From the listing below, pick out each line with the word "height".

⁂

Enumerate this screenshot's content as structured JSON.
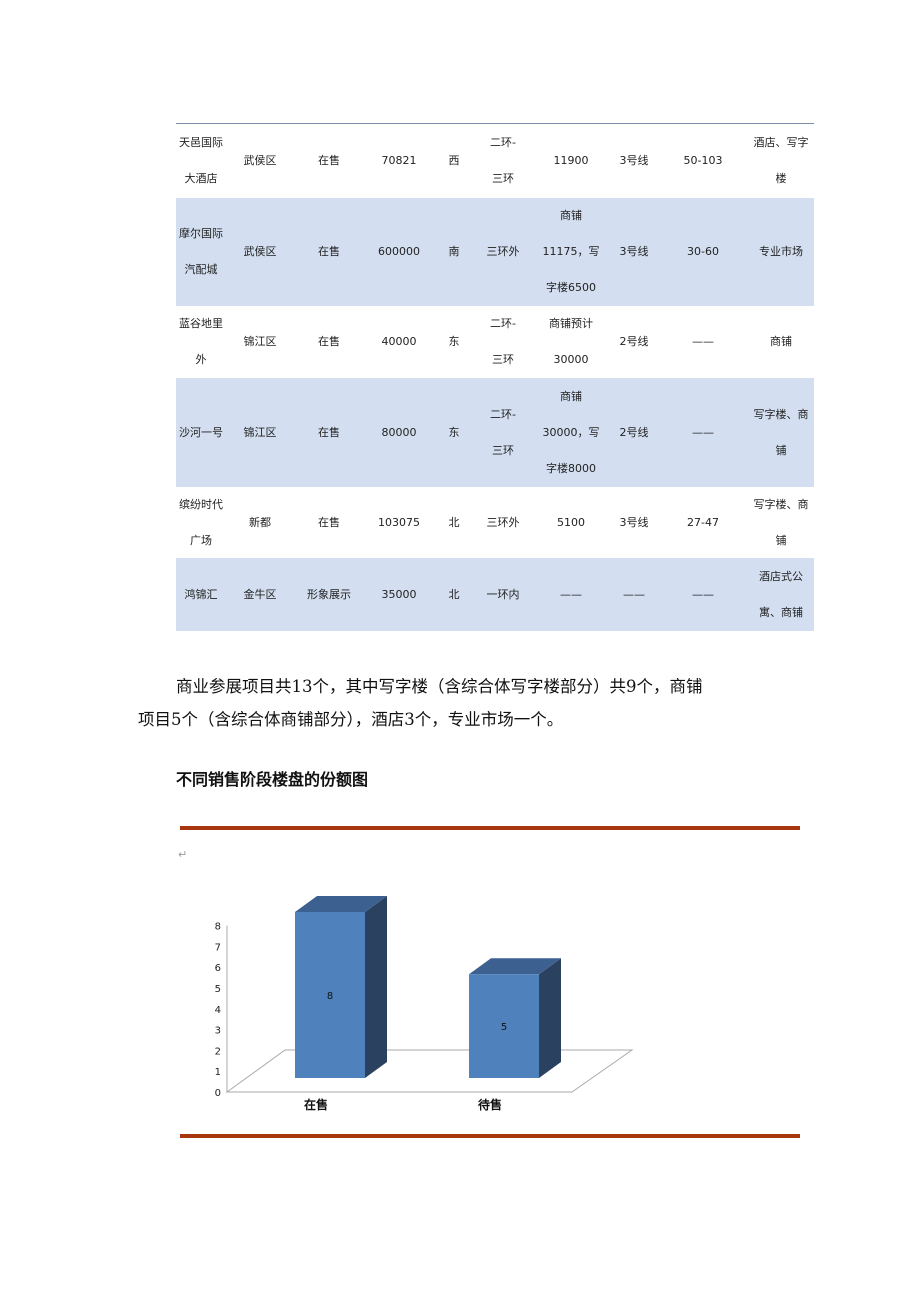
{
  "table": {
    "rows": [
      {
        "cells": [
          "天邑国际\n大酒店",
          "武侯区",
          "在售",
          "70821",
          "西",
          "二环-\n三环",
          "11900",
          "3号线",
          "50-103",
          "酒店、写字\n楼"
        ],
        "height": 74
      },
      {
        "cells": [
          "摩尔国际\n汽配城",
          "武侯区",
          "在售",
          "600000",
          "南",
          "三环外",
          "商铺\n11175，写\n字楼6500",
          "3号线",
          "30-60",
          "专业市场"
        ],
        "height": 108
      },
      {
        "cells": [
          "蓝谷地里\n外",
          "锦江区",
          "在售",
          "40000",
          "东",
          "二环-\n三环",
          "商铺预计\n30000",
          "2号线",
          "——",
          "商铺"
        ],
        "height": 72
      },
      {
        "cells": [
          "沙河一号",
          "锦江区",
          "在售",
          "80000",
          "东",
          "二环-\n三环",
          "商铺\n30000，写\n字楼8000",
          "2号线",
          "——",
          "写字楼、商\n铺"
        ],
        "height": 109
      },
      {
        "cells": [
          "缤纷时代\n广场",
          "新都",
          "在售",
          "103075",
          "北",
          "三环外",
          "5100",
          "3号线",
          "27-47",
          "写字楼、商\n铺"
        ],
        "height": 71
      },
      {
        "cells": [
          "鸿锦汇",
          "金牛区",
          "形象展示",
          "35000",
          "北",
          "一环内",
          "——",
          "——",
          "——",
          "酒店式公\n寓、商铺"
        ],
        "height": 73
      }
    ],
    "stripe_color": "#d3dff0"
  },
  "paragraph": {
    "line1": "商业参展项目共13个，其中写字楼（含综合体写字楼部分）共9个，商铺",
    "line2": "项目5个（含综合体商铺部分），酒店3个，专业市场一个。"
  },
  "section_heading": "不同销售阶段楼盘的份额图",
  "chart_data": {
    "type": "bar",
    "style": "3d-column",
    "categories": [
      "在售",
      "待售"
    ],
    "values": [
      8,
      5
    ],
    "data_labels": [
      "8",
      "5"
    ],
    "yticks": [
      "0",
      "1",
      "2",
      "3",
      "4",
      "5",
      "6",
      "7",
      "8"
    ],
    "ylim": [
      0,
      8
    ],
    "grid": false,
    "legend": "none",
    "bar_color": "#4f81bd",
    "bar_side_color": "#2a4260",
    "bar_top_color": "#3c6190",
    "rule_color": "#a8360f"
  }
}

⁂

## ANSWER TO THE EXERCISE
        "height": 74
        "height": 108
        "height": 72
        "height": 109
        "height": 71
        "height": 73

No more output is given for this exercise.